*Problem to work on*: Search the material below for the string "JSON" and copy each line where it appears.

*Listed records*:
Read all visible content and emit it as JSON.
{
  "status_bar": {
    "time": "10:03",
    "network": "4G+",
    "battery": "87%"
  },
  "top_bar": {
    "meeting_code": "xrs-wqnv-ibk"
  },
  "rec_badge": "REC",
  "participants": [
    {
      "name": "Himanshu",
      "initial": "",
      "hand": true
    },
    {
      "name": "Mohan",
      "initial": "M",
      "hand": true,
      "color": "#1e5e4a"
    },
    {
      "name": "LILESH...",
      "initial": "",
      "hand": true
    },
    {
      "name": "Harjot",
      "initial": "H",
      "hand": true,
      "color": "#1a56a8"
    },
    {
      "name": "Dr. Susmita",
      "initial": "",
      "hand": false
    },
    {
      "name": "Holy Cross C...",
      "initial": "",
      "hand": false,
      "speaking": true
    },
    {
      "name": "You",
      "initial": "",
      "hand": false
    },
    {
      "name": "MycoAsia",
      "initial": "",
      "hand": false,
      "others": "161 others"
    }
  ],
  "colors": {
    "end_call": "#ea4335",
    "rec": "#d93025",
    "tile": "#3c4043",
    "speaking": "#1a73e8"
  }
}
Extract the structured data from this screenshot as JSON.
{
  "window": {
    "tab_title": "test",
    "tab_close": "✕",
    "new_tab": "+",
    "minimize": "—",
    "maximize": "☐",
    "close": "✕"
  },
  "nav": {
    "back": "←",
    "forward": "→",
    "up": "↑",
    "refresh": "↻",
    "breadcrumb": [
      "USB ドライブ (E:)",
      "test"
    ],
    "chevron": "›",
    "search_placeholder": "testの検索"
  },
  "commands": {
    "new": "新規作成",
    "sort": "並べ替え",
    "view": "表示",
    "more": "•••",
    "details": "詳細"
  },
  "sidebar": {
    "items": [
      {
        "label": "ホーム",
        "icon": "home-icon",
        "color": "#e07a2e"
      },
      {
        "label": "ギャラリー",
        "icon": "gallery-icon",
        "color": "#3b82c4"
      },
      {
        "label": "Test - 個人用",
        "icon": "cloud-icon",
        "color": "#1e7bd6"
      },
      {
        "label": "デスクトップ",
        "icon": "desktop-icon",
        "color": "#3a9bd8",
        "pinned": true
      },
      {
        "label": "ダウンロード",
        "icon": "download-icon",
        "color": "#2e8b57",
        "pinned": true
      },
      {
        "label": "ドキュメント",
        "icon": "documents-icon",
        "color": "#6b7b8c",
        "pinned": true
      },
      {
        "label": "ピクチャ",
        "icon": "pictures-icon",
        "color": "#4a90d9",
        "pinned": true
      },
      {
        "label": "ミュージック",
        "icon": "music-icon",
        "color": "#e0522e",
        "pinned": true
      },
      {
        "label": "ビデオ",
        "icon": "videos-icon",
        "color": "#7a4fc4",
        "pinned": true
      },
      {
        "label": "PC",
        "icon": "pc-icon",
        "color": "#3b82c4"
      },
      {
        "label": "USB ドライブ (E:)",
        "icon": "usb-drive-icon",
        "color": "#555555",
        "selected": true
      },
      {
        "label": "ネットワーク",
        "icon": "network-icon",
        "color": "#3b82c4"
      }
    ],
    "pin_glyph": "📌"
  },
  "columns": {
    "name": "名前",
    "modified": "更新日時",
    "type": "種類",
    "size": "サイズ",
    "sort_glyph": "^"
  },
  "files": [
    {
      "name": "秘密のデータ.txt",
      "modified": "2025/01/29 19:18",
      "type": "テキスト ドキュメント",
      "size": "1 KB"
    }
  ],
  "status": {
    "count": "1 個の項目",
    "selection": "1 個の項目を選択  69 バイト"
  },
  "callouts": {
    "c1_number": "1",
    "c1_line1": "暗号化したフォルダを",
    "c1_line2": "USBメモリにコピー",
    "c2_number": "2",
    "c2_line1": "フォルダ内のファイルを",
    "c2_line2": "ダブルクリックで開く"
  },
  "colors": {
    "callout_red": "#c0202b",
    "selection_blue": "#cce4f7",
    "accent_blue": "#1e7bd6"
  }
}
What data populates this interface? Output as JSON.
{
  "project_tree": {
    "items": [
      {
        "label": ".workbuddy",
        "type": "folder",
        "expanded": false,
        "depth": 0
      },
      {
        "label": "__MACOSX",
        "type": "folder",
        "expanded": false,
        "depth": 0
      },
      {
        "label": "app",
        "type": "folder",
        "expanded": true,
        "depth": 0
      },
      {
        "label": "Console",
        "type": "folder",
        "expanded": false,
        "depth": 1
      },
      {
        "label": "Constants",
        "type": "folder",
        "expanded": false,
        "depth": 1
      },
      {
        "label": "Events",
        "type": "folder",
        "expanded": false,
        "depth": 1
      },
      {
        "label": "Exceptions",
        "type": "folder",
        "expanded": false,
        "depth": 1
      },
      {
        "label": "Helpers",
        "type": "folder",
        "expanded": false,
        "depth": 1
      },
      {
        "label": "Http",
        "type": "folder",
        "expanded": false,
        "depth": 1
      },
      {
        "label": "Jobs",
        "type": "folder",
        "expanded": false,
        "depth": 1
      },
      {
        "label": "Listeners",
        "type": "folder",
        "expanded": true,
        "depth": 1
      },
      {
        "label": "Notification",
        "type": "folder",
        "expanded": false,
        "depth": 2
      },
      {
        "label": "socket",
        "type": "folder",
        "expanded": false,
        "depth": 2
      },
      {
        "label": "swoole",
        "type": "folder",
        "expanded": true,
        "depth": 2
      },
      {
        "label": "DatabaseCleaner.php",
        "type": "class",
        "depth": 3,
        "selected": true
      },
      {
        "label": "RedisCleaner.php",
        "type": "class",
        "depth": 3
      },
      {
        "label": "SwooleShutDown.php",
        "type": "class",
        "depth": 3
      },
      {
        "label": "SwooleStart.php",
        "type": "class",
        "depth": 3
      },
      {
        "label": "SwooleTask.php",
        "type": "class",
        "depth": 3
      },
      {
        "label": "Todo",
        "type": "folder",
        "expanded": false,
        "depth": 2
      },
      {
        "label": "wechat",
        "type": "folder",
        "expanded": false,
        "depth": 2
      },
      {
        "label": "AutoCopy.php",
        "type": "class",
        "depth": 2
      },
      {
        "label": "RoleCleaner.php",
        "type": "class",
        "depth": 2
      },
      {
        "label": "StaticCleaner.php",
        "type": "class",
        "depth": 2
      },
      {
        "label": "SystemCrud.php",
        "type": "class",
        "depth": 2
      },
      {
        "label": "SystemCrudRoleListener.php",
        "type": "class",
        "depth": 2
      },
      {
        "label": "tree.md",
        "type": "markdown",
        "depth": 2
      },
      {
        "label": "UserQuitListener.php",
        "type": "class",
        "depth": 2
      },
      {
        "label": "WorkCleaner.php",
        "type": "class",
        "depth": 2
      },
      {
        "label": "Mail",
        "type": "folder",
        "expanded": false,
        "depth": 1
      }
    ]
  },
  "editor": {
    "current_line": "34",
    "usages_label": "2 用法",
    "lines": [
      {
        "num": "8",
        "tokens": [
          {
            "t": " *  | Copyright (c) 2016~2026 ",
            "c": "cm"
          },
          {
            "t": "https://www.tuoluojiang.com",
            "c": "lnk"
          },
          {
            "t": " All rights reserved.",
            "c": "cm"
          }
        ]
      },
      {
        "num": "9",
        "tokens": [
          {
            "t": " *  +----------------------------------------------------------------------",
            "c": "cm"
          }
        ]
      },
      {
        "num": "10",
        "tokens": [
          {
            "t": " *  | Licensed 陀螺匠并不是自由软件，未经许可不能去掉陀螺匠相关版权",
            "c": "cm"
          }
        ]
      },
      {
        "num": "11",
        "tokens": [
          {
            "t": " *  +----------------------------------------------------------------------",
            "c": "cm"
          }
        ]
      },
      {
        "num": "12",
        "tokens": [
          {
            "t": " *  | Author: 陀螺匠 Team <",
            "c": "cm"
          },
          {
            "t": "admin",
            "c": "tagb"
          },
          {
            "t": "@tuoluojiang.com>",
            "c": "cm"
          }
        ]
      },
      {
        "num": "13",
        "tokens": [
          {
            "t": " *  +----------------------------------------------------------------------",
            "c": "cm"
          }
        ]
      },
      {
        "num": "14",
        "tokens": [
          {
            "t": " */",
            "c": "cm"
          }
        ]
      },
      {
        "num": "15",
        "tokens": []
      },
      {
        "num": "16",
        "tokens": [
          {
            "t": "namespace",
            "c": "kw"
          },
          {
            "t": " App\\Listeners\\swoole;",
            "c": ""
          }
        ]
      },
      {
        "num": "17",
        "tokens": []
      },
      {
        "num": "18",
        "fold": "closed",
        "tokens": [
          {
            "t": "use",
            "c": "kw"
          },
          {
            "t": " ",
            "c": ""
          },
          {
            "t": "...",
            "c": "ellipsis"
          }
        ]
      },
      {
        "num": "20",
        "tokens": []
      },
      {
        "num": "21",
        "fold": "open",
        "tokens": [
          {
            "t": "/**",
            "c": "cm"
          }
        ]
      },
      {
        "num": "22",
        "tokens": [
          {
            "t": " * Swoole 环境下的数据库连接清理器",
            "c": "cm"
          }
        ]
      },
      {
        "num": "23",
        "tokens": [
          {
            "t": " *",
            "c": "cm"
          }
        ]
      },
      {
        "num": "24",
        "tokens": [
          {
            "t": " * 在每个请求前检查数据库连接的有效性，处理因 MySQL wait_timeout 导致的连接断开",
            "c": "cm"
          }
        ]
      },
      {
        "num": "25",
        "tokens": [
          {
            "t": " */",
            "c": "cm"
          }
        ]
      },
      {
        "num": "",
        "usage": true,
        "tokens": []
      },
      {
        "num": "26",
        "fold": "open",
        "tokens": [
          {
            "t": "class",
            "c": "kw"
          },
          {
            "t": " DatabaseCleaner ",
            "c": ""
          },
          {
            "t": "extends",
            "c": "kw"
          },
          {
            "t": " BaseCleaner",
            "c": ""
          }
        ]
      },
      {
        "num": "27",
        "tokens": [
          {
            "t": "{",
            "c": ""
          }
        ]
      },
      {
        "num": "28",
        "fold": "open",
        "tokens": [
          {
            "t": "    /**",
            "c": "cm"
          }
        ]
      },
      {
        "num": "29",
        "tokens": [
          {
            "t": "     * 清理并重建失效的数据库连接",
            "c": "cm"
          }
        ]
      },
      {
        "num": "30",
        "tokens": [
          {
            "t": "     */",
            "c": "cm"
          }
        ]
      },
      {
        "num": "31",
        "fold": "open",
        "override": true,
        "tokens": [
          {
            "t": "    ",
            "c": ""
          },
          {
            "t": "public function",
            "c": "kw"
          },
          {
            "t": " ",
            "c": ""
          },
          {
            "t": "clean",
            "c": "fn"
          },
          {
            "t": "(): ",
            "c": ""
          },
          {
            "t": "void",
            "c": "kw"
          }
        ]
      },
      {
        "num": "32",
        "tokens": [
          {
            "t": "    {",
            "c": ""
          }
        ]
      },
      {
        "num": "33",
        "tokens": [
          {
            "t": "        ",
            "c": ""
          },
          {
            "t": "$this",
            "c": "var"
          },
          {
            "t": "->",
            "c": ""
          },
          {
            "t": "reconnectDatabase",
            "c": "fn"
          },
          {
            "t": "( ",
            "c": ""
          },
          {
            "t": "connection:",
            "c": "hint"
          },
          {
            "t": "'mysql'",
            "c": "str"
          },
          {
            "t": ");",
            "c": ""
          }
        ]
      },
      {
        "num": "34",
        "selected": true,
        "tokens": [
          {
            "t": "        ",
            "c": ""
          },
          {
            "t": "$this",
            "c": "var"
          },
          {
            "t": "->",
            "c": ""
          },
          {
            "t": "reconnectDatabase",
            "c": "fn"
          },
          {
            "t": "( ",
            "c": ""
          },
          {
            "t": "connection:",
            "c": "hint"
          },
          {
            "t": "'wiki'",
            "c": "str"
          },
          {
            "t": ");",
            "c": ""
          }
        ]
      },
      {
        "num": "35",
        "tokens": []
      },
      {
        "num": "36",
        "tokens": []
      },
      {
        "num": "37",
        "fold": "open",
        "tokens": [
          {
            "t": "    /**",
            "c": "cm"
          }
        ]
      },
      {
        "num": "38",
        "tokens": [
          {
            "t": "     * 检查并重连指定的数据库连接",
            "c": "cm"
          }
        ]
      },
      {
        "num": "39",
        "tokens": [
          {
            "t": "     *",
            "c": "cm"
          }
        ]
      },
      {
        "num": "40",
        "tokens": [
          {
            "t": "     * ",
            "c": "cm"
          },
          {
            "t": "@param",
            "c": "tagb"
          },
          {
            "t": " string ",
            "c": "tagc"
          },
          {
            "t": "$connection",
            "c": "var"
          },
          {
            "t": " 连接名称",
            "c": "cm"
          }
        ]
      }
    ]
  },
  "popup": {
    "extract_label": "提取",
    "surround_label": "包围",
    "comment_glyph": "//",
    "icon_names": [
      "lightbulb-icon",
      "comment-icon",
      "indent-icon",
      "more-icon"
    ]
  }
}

*Task answer*:
Read all visible content and emit it as JSON.
Extract the structured data from this screenshot as JSON.
What data populates this interface? Output as JSON.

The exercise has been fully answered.